(Entries shown Opens)
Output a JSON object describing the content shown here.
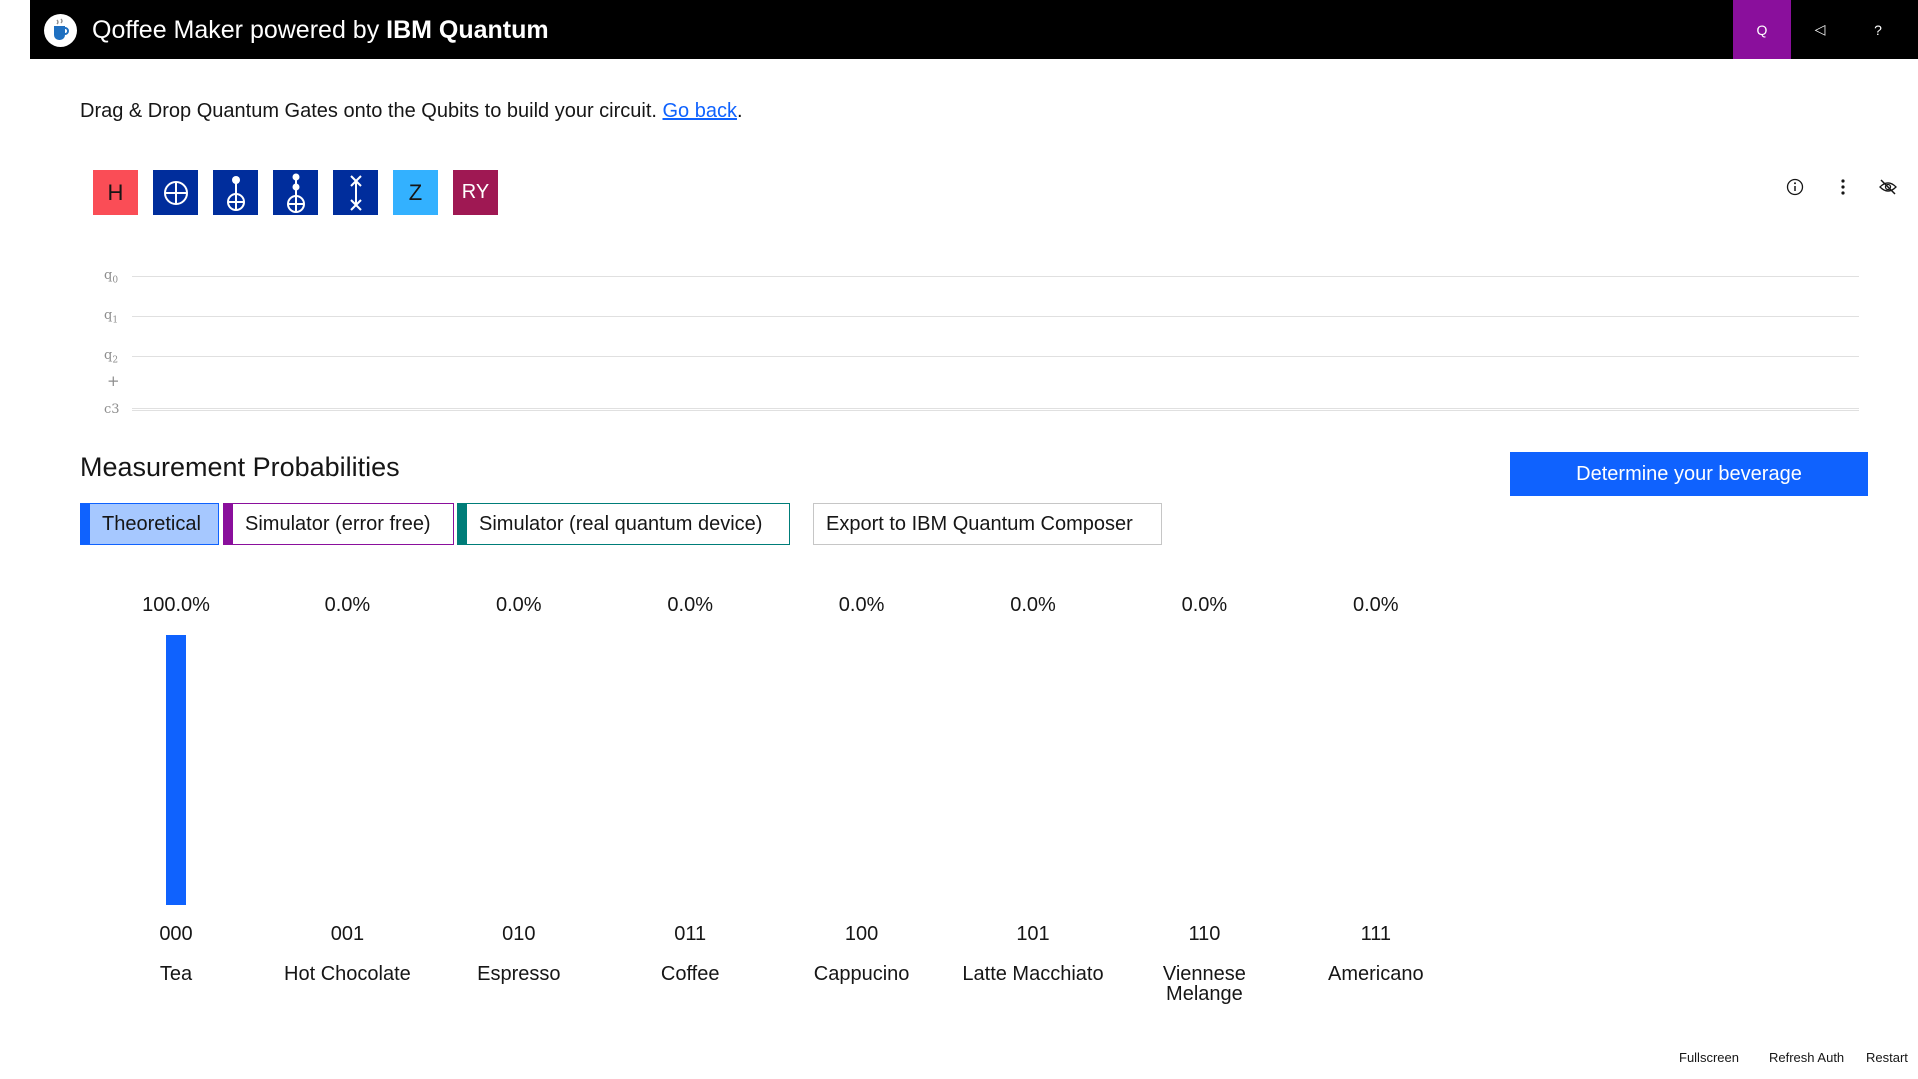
{
  "header": {
    "title_prefix": "Qoffee Maker powered by ",
    "title_brand": "IBM Quantum",
    "buttons": [
      {
        "label": "Q",
        "icon": "quantum-q-icon",
        "active": true
      },
      {
        "label": "◁",
        "icon": "back-triangle-icon",
        "active": false
      },
      {
        "label": "?",
        "icon": "help-icon",
        "active": false
      }
    ],
    "active_color": "#8a0f9c"
  },
  "intro": {
    "text": "Drag & Drop Quantum Gates onto the Qubits to build your circuit. ",
    "link": "Go back",
    "suffix": "."
  },
  "gates": [
    {
      "label": "H",
      "type": "hadamard",
      "color": "#fa4d56"
    },
    {
      "label": "",
      "type": "not",
      "color": "#002d9c"
    },
    {
      "label": "",
      "type": "cnot",
      "color": "#002d9c"
    },
    {
      "label": "",
      "type": "toffoli",
      "color": "#002d9c"
    },
    {
      "label": "",
      "type": "swap",
      "color": "#002d9c"
    },
    {
      "label": "Z",
      "type": "z",
      "color": "#33b1ff"
    },
    {
      "label": "RY",
      "type": "ry",
      "color": "#9f1853"
    }
  ],
  "toolbar_icons": [
    "info-icon",
    "overflow-menu-icon",
    "hide-icon"
  ],
  "circuit": {
    "qubits": [
      {
        "name": "q",
        "index": "0"
      },
      {
        "name": "q",
        "index": "1"
      },
      {
        "name": "q",
        "index": "2"
      }
    ],
    "add_symbol": "+",
    "classical": "c3"
  },
  "measurement": {
    "title": "Measurement Probabilities",
    "determine_button": "Determine your beverage",
    "tabs": [
      {
        "label": "Theoretical",
        "color": "#0f62fe",
        "selected": true
      },
      {
        "label": "Simulator (error free)",
        "color": "#8a0f9c",
        "selected": false
      },
      {
        "label": "Simulator (real quantum device)",
        "color": "#007d79",
        "selected": false
      }
    ],
    "export_button": "Export to IBM Quantum Composer"
  },
  "chart_data": {
    "type": "bar",
    "categories": [
      "000",
      "001",
      "010",
      "011",
      "100",
      "101",
      "110",
      "111"
    ],
    "beverages": [
      "Tea",
      "Hot Chocolate",
      "Espresso",
      "Coffee",
      "Cappucino",
      "Latte Macchiato",
      "Viennese Melange",
      "Americano"
    ],
    "values": [
      100.0,
      0.0,
      0.0,
      0.0,
      0.0,
      0.0,
      0.0,
      0.0
    ],
    "value_labels": [
      "100.0%",
      "0.0%",
      "0.0%",
      "0.0%",
      "0.0%",
      "0.0%",
      "0.0%",
      "0.0%"
    ],
    "ylim": [
      0,
      100
    ],
    "bar_color": "#0f62fe",
    "grid": false
  },
  "footer": {
    "links": [
      "Fullscreen",
      "Refresh Auth",
      "Restart"
    ]
  }
}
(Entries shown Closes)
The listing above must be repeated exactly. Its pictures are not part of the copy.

*Exercise result*:
Output a JSON object describing the content shown here.
{
  "header": {
    "title_prefix": "Qoffee Maker powered by ",
    "title_brand": "IBM Quantum",
    "buttons": [
      {
        "label": "Q",
        "icon": "quantum-q-icon",
        "active": true
      },
      {
        "label": "◁",
        "icon": "back-triangle-icon",
        "active": false
      },
      {
        "label": "?",
        "icon": "help-icon",
        "active": false
      }
    ],
    "active_color": "#8a0f9c"
  },
  "intro": {
    "text": "Drag & Drop Quantum Gates onto the Qubits to build your circuit. ",
    "link": "Go back",
    "suffix": "."
  },
  "gates": [
    {
      "label": "H",
      "type": "hadamard",
      "color": "#fa4d56"
    },
    {
      "label": "",
      "type": "not",
      "color": "#002d9c"
    },
    {
      "label": "",
      "type": "cnot",
      "color": "#002d9c"
    },
    {
      "label": "",
      "type": "toffoli",
      "color": "#002d9c"
    },
    {
      "label": "",
      "type": "swap",
      "color": "#002d9c"
    },
    {
      "label": "Z",
      "type": "z",
      "color": "#33b1ff"
    },
    {
      "label": "RY",
      "type": "ry",
      "color": "#9f1853"
    }
  ],
  "toolbar_icons": [
    "info-icon",
    "overflow-menu-icon",
    "hide-icon"
  ],
  "circuit": {
    "qubits": [
      {
        "name": "q",
        "index": "0"
      },
      {
        "name": "q",
        "index": "1"
      },
      {
        "name": "q",
        "index": "2"
      }
    ],
    "add_symbol": "+",
    "classical": "c3"
  },
  "measurement": {
    "title": "Measurement Probabilities",
    "determine_button": "Determine your beverage",
    "tabs": [
      {
        "label": "Theoretical",
        "color": "#0f62fe",
        "selected": true
      },
      {
        "label": "Simulator (error free)",
        "color": "#8a0f9c",
        "selected": false
      },
      {
        "label": "Simulator (real quantum device)",
        "color": "#007d79",
        "selected": false
      }
    ],
    "export_button": "Export to IBM Quantum Composer"
  },
  "chart_data": {
    "type": "bar",
    "categories": [
      "000",
      "001",
      "010",
      "011",
      "100",
      "101",
      "110",
      "111"
    ],
    "beverages": [
      "Tea",
      "Hot Chocolate",
      "Espresso",
      "Coffee",
      "Cappucino",
      "Latte Macchiato",
      "Viennese Melange",
      "Americano"
    ],
    "values": [
      100.0,
      0.0,
      0.0,
      0.0,
      0.0,
      0.0,
      0.0,
      0.0
    ],
    "value_labels": [
      "100.0%",
      "0.0%",
      "0.0%",
      "0.0%",
      "0.0%",
      "0.0%",
      "0.0%",
      "0.0%"
    ],
    "ylim": [
      0,
      100
    ],
    "bar_color": "#0f62fe",
    "grid": false
  },
  "footer": {
    "links": [
      "Fullscreen",
      "Refresh Auth",
      "Restart"
    ]
  }
}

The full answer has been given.